Donald Trump
President Donald Trump departs from Newark Liberty International airport after a weekend at Trump National Golf Club in Bedminster, New Jersey, June 11, 2017. Reuters/Yuri Gripas

President Donald Trump is likely to put his state visit to the United Kingdom in October on hold, and he told British Prime Minister Theresa May he will come to the country only when he feels welcomed by British public, the Guardian and the New York Times reported Sunday.

In January, the president and his wife Melania were invited by Queen Elizabeth II for the state visit only a week after he assumed office, as May’s government pushed for the invitation. Following this, protests erupted in the country with people demanding the invitation to visit be canceled. An online petition, urging the British prime minister to cancel the invitation to the U.S. president, garnered over 1.8 million signatures. Politicians argued Trump’s visit would cause an embarrassment to the queen. Despite the criticism, the state visit plan did not change.

Read: White House Requests Buggy Ride For President’s UK Visit, Report Says

However, a Downing Street adviser told the Guardian on Sunday that Trump and May had a phone call recently, when he said he did not want to trigger public protests during his visit. May was surprised by his statement, the report added.

While the Guardian report said Trump’s state visit plans were put on hold indefinitely, the Times reported, citing two officials, the president is actually thinking of scrapping or postponing the planned visit. The daily also noted the president’s move comes amid criticism over his comments against London Mayor Sadiq Khan’s response to the June 3 terror attack in the city that killed eight civilians. After Khan responded to Trump, the president called the mayor of making a “pathetic excuse.”

Meanwhile, Jeremy Corbyn, the leader of Britain’s Labour Party welcomed Trump’s decision not to visit the U.K.

“Cancellation of President Trump's State Visit is welcome, especially after his attack on London's mayor & withdrawal from #ParisClimateDeal,” Corbyn tweeted.

Despite the reports, a Downing Street representative told Politico on Sunday there was no change of plans in Trump’s visit.

“We aren’t going to comment on speculation about the contents of private phone conversations. The Queen extended an invitation to President Trump to visit the U.K. and there is no change to those plans,” the representative told Politico.

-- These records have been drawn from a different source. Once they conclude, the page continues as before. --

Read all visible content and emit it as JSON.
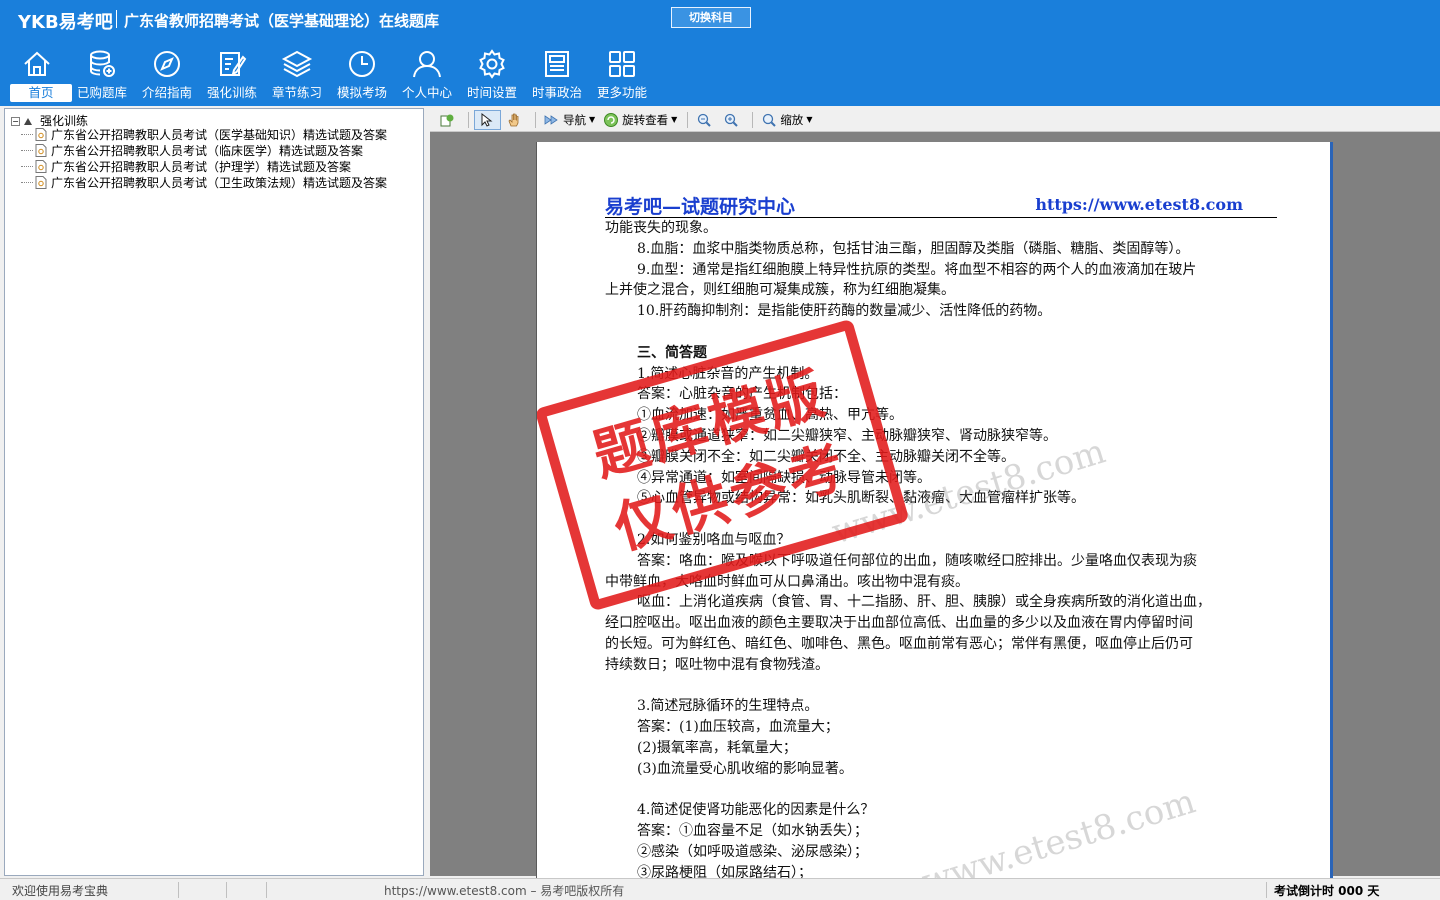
{
  "header": {
    "logo": "YKB易考吧",
    "title": "广东省教师招聘考试（医学基础理论）在线题库",
    "switch_subject": "切换科目"
  },
  "nav": [
    {
      "label": "首页",
      "icon": "home-icon"
    },
    {
      "label": "已购题库",
      "icon": "database-icon"
    },
    {
      "label": "介绍指南",
      "icon": "compass-icon"
    },
    {
      "label": "强化训练",
      "icon": "edit-list-icon"
    },
    {
      "label": "章节练习",
      "icon": "layers-icon"
    },
    {
      "label": "模拟考场",
      "icon": "clock-icon"
    },
    {
      "label": "个人中心",
      "icon": "user-icon"
    },
    {
      "label": "时间设置",
      "icon": "gear-icon"
    },
    {
      "label": "时事政治",
      "icon": "news-icon"
    },
    {
      "label": "更多功能",
      "icon": "grid-icon"
    }
  ],
  "tree": {
    "root": "强化训练",
    "children": [
      "广东省公开招聘教职人员考试（医学基础知识）精选试题及答案",
      "广东省公开招聘教职人员考试（临床医学）精选试题及答案",
      "广东省公开招聘教职人员考试（护理学）精选试题及答案",
      "广东省公开招聘教职人员考试（卫生政策法规）精选试题及答案"
    ]
  },
  "viewer_toolbar": {
    "nav": "导航",
    "rotate": "旋转查看",
    "zoom": "缩放"
  },
  "document": {
    "header_left": "易考吧—试题研究中心",
    "header_right": "https://www.etest8.com",
    "lines": [
      {
        "t": "功能丧失的现象。",
        "s": ""
      },
      {
        "t": "8.血脂：血浆中脂类物质总称，包括甘油三酯，胆固醇及类脂（磷脂、糖脂、类固醇等）。",
        "s": "ind"
      },
      {
        "t": "9.血型：通常是指红细胞膜上特异性抗原的类型。将血型不相容的两个人的血液滴加在玻片",
        "s": "ind"
      },
      {
        "t": "上并使之混合，则红细胞可凝集成簇，称为红细胞凝集。",
        "s": ""
      },
      {
        "t": "10.肝药酶抑制剂：是指能使肝药酶的数量减少、活性降低的药物。",
        "s": "ind"
      },
      {
        "t": "",
        "s": "blank"
      },
      {
        "t": "三、简答题",
        "s": "ind bold"
      },
      {
        "t": "1.简述心脏杂音的产生机制。",
        "s": "ind"
      },
      {
        "t": "答案：心脏杂音的产生机制包括：",
        "s": "ind"
      },
      {
        "t": "①血流加速：如严重贫血、高热、甲亢等。",
        "s": "ind"
      },
      {
        "t": "②瓣膜或通道狭窄：如二尖瓣狭窄、主动脉瓣狭窄、肾动脉狭窄等。",
        "s": "ind"
      },
      {
        "t": "③瓣膜关闭不全：如二尖瓣关闭不全、主动脉瓣关闭不全等。",
        "s": "ind"
      },
      {
        "t": "④异常通道：如室间隔缺损、动脉导管未闭等。",
        "s": "ind"
      },
      {
        "t": "⑤心血管异物或结构异常：如乳头肌断裂、黏液瘤、大血管瘤样扩张等。",
        "s": "ind"
      },
      {
        "t": "",
        "s": "blank"
      },
      {
        "t": "2.如何鉴别咯血与呕血？",
        "s": "ind"
      },
      {
        "t": "答案：咯血：喉及喉以下呼吸道任何部位的出血，随咳嗽经口腔排出。少量咯血仅表现为痰",
        "s": "ind"
      },
      {
        "t": "中带鲜血，大咯血时鲜血可从口鼻涌出。咳出物中混有痰。",
        "s": ""
      },
      {
        "t": "呕血：上消化道疾病（食管、胃、十二指肠、肝、胆、胰腺）或全身疾病所致的消化道出血，",
        "s": "ind"
      },
      {
        "t": "经口腔呕出。呕出血液的颜色主要取决于出血部位高低、出血量的多少以及血液在胃内停留时间",
        "s": ""
      },
      {
        "t": "的长短。可为鲜红色、暗红色、咖啡色、黑色。呕血前常有恶心；常伴有黑便，呕血停止后仍可",
        "s": ""
      },
      {
        "t": "持续数日；呕吐物中混有食物残渣。",
        "s": ""
      },
      {
        "t": "",
        "s": "blank"
      },
      {
        "t": "3.简述冠脉循环的生理特点。",
        "s": "ind"
      },
      {
        "t": "答案：(1)血压较高，血流量大；",
        "s": "ind"
      },
      {
        "t": "(2)摄氧率高，耗氧量大；",
        "s": "ind"
      },
      {
        "t": "(3)血流量受心肌收缩的影响显著。",
        "s": "ind"
      },
      {
        "t": "",
        "s": "blank"
      },
      {
        "t": "4.简述促使肾功能恶化的因素是什么？",
        "s": "ind"
      },
      {
        "t": "答案：①血容量不足（如水钠丢失）；",
        "s": "ind"
      },
      {
        "t": "②感染（如呼吸道感染、泌尿感染）；",
        "s": "ind"
      },
      {
        "t": "③尿路梗阻（如尿路结石）；",
        "s": "ind"
      }
    ],
    "stamp_line1": "题库模版",
    "stamp_line2": "仅供参考",
    "watermark1": "www.etest8.com",
    "watermark2": "www.etest8.com"
  },
  "status": {
    "left": "欢迎使用易考宝典",
    "middle": "https://www.etest8.com – 易考吧版权所有",
    "right": "考试倒计时 000 天"
  }
}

The White House also maintained the president and the British prime minister never spoke about the trip.

Theresa May and Donald Trump
British Prime Minister Theresa May speaks as President Donald Trump looks on during their joint news conference at the White House in Washington, D.C., Jan. 27, 2017. Reuters/Carlos Barria

"The President has tremendous respect for Prime Minister May. That subject never came up on the call," an official told CNN.

Read: Meeting Trump Puts The Queen In 'Very Difficult Position'

Another official told the news outlet Trump was unfazed by the fact that he may be unpopular in London.

In February, Labour Party legislator Paul Flynn noted that only two U.S. presidents — George W. Bush and Barack Obama — were ever invited to state visits to the U.K. and maintained it was “completely unprecedented” that Trump was given this invitation within a week of his presidency.

State visits differ from official visits, and leaders of other nations are welcomed with royal and military ceremony. They stay at Buckingham Palace as the monarch’s guests. Bush and Obama were invited for the visits several years into their presidency.